:: SOURCE MATERIAL
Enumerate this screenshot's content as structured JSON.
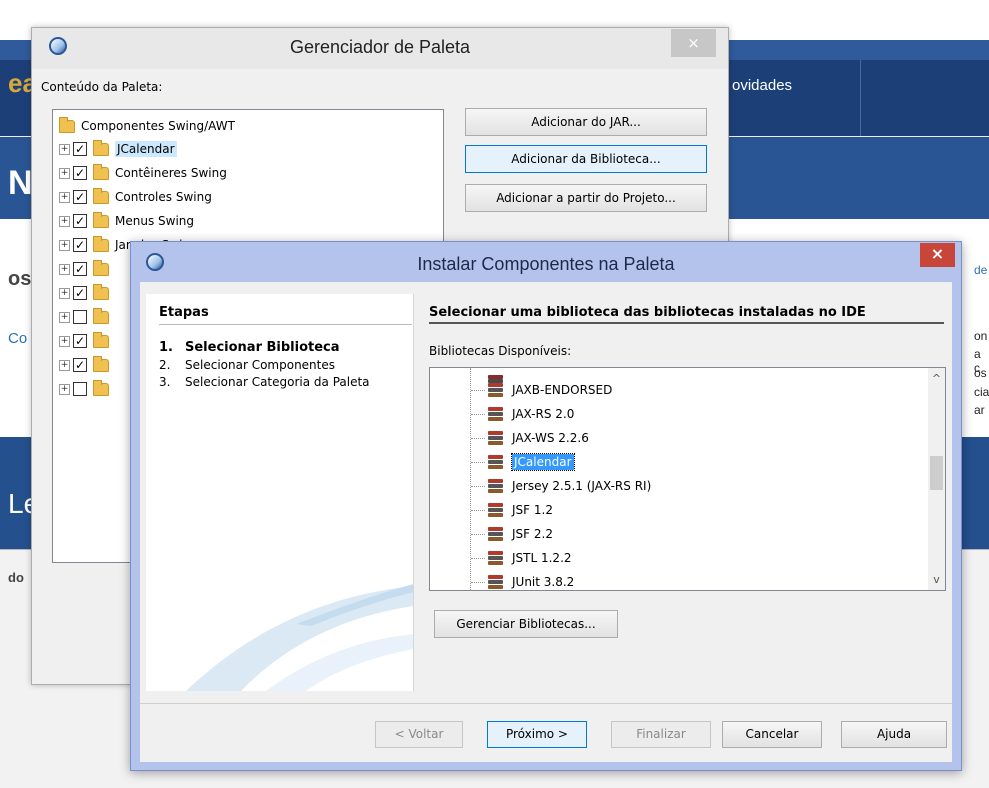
{
  "background": {
    "nav_text": "ovidades",
    "letters": [
      "ea",
      "N",
      "os",
      "Co",
      "Le",
      "do"
    ],
    "right_side": [
      "de",
      "on",
      "a c",
      "os",
      "cia",
      "ar"
    ]
  },
  "palette_manager": {
    "title": "Gerenciador de Paleta",
    "close_glyph": "×",
    "content_label": "Conteúdo da Paleta:",
    "tree": {
      "root": "Componentes Swing/AWT",
      "items": [
        {
          "label": "JCalendar",
          "checked": true
        },
        {
          "label": "Contêineres Swing",
          "checked": true
        },
        {
          "label": "Controles Swing",
          "checked": true
        },
        {
          "label": "Menus Swing",
          "checked": true
        },
        {
          "label": "Janelas Swing",
          "checked": true
        },
        {
          "label": "",
          "checked": true
        },
        {
          "label": "",
          "checked": true
        },
        {
          "label": "",
          "checked": false
        },
        {
          "label": "",
          "checked": true
        },
        {
          "label": "",
          "checked": true
        },
        {
          "label": "",
          "checked": false
        }
      ]
    },
    "buttons": {
      "add_jar": "Adicionar do JAR...",
      "add_library": "Adicionar da Biblioteca...",
      "add_project": "Adicionar a partir do Projeto..."
    }
  },
  "install_wizard": {
    "title": "Instalar Componentes na Paleta",
    "close_glyph": "×",
    "steps": {
      "heading": "Etapas",
      "items": [
        {
          "num": "1.",
          "label": "Selecionar Biblioteca"
        },
        {
          "num": "2.",
          "label": "Selecionar Componentes"
        },
        {
          "num": "3.",
          "label": "Selecionar Categoria da Paleta"
        }
      ]
    },
    "panel_title": "Selecionar uma biblioteca das bibliotecas instaladas no IDE",
    "libraries_label": "Bibliotecas Disponíveis:",
    "libraries": [
      "JAXB-ENDORSED",
      "JAX-RS 2.0",
      "JAX-WS 2.2.6",
      "JCalendar",
      "Jersey 2.5.1 (JAX-RS RI)",
      "JSF 1.2",
      "JSF 2.2",
      "JSTL 1.2.2",
      "JUnit 3.8.2"
    ],
    "selected_library": "JCalendar",
    "manage_button": "Gerenciar Bibliotecas...",
    "footer": {
      "back": "< Voltar",
      "next": "Próximo >",
      "finish": "Finalizar",
      "cancel": "Cancelar",
      "help": "Ajuda"
    },
    "scroll_up": "^",
    "scroll_down": "v"
  }
}
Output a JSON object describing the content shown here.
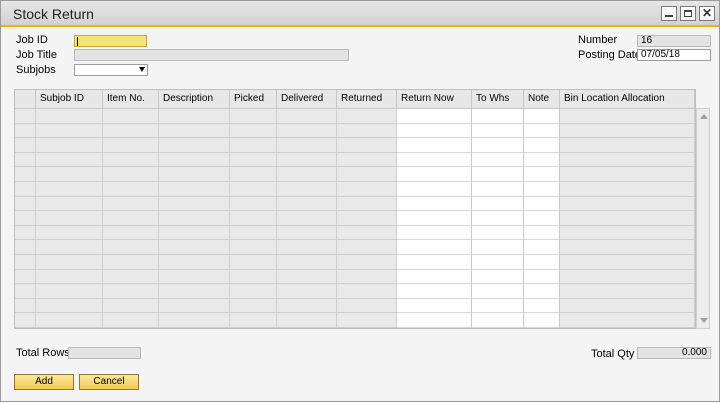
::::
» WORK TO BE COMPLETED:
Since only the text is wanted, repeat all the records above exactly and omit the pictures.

» OUTPUT:
Enumerate this screenshot's content as structured JSON.
{
  "background": {
    "nav_text": "ovidades",
    "letters": [
      "ea",
      "N",
      "os",
      "Co",
      "Le",
      "do"
    ],
    "right_side": [
      "de",
      "on",
      "a c",
      "os",
      "cia",
      "ar"
    ]
  },
  "palette_manager": {
    "title": "Gerenciador de Paleta",
    "close_glyph": "×",
    "content_label": "Conteúdo da Paleta:",
    "tree": {
      "root": "Componentes Swing/AWT",
      "items": [
        {
          "label": "JCalendar",
          "checked": true
        },
        {
          "label": "Contêineres Swing",
          "checked": true
        },
        {
          "label": "Controles Swing",
          "checked": true
        },
        {
          "label": "Menus Swing",
          "checked": true
        },
        {
          "label": "Janelas Swing",
          "checked": true
        },
        {
          "label": "",
          "checked": true
        },
        {
          "label": "",
          "checked": true
        },
        {
          "label": "",
          "checked": false
        },
        {
          "label": "",
          "checked": true
        },
        {
          "label": "",
          "checked": true
        },
        {
          "label": "",
          "checked": false
        }
      ]
    },
    "buttons": {
      "add_jar": "Adicionar do JAR...",
      "add_library": "Adicionar da Biblioteca...",
      "add_project": "Adicionar a partir do Projeto..."
    }
  },
  "install_wizard": {
    "title": "Instalar Componentes na Paleta",
    "close_glyph": "×",
    "steps": {
      "heading": "Etapas",
      "items": [
        {
          "num": "1.",
          "label": "Selecionar Biblioteca"
        },
        {
          "num": "2.",
          "label": "Selecionar Componentes"
        },
        {
          "num": "3.",
          "label": "Selecionar Categoria da Paleta"
        }
      ]
    },
    "panel_title": "Selecionar uma biblioteca das bibliotecas instaladas no IDE",
    "libraries_label": "Bibliotecas Disponíveis:",
    "libraries": [
      "JAXB-ENDORSED",
      "JAX-RS 2.0",
      "JAX-WS 2.2.6",
      "JCalendar",
      "Jersey 2.5.1 (JAX-RS RI)",
      "JSF 1.2",
      "JSF 2.2",
      "JSTL 1.2.2",
      "JUnit 3.8.2"
    ],
    "selected_library": "JCalendar",
    "manage_button": "Gerenciar Bibliotecas...",
    "footer": {
      "back": "< Voltar",
      "next": "Próximo >",
      "finish": "Finalizar",
      "cancel": "Cancelar",
      "help": "Ajuda"
    },
    "scroll_up": "^",
    "scroll_down": "v"
  }
}
Output a JSON object describing the content shown here.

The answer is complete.